On the other hand, if you are experienced and are looking for a better way to scale your clusters and avoid vendor lock-in, EKS may be the solution for you.
If you already have containers running on Kubernetes or want an advanced orchestration solution with more compatibility, you should use Amazon EKS.
When you’re looking for a solution that combines simplicity and availability, and you want to have advanced control over your infrastructure, then ECS is the right choice for you.
While ECS offers tighter integration with AWS services, users who run Kubernetes get the chance to enjoy the additional capabilities which derive from working in an open-source ecosystem.
In the past few years, containers have dramatically changed the way organizations develop, package and deploy applications.
Running applications in containers rather than traditional VM’s brings great value due to the fact that they are easily scalable and ephemeral.
However, when managing large clusters, scalability can often become an overhead for engineering teams.
When operating at scale, a container orchestration platform that automates the deployment, management, scaling, networking, and availability of the container clusters, has become necessary.
Container orchestration is all about managing the lifecycle of containers in large environments, and that includes various tasks such as:
- Provisioning and deployment of containers on instances
- Redundancy and availability of containers

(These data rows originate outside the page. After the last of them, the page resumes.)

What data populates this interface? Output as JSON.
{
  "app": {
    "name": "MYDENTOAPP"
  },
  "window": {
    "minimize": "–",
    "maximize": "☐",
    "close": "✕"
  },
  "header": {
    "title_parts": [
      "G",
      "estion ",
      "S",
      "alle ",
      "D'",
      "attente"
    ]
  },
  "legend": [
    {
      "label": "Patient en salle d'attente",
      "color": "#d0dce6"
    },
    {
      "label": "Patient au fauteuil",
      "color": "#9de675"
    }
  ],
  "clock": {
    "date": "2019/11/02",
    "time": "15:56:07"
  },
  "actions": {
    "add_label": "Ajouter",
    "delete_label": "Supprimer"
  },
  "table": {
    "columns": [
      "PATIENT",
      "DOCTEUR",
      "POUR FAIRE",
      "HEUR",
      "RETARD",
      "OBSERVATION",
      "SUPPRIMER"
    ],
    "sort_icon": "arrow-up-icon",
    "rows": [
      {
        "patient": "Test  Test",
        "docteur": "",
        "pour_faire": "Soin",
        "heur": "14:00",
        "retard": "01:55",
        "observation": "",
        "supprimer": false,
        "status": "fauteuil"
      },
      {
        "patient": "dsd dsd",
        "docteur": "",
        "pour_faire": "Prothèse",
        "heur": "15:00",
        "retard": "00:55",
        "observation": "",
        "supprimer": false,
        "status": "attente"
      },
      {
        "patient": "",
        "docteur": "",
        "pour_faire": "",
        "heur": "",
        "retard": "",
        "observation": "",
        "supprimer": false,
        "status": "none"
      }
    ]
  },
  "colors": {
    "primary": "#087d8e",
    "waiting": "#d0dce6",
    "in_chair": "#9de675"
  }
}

- Scaling up\down based on a given load
- Resource allocation
- Health monitoring of containers and hosts
- Seamless deployment of new application versions
Spot’s Ocean is our serverless compute-engine that provides data-plane (worker nodes) end to end management, and it abstracts Kubernetes Pods and Amazon ECS tasks from the underlying VMs / infrastructure. Ocean relieves engineering teams from the overhead of managing the most complicated part of Kubernetes or ECS clusters by dynamically provisioning, scaling and managing the data-plane component (worker nodes and EC2 instances).
Ocean takes advantage of multiple compute purchasing options like Reserved and Spot instances and uses On-Demand only as a fall-back, providing an 80% reduction in cloud infrastructure costs while maintaining high-availability for production and mission-critical applications.
Please check out this blog explaining the capabilities you can achieve with Spotinst Ocean and why it is considered as the go-to product to run container workloads in the public cloud, while significantly lowering cloud-compute costs.
Are you already running containers and are looking to automate your workloads at the lowest costs and gain deeper visibility into your clusters?
Take Ocean for a spin!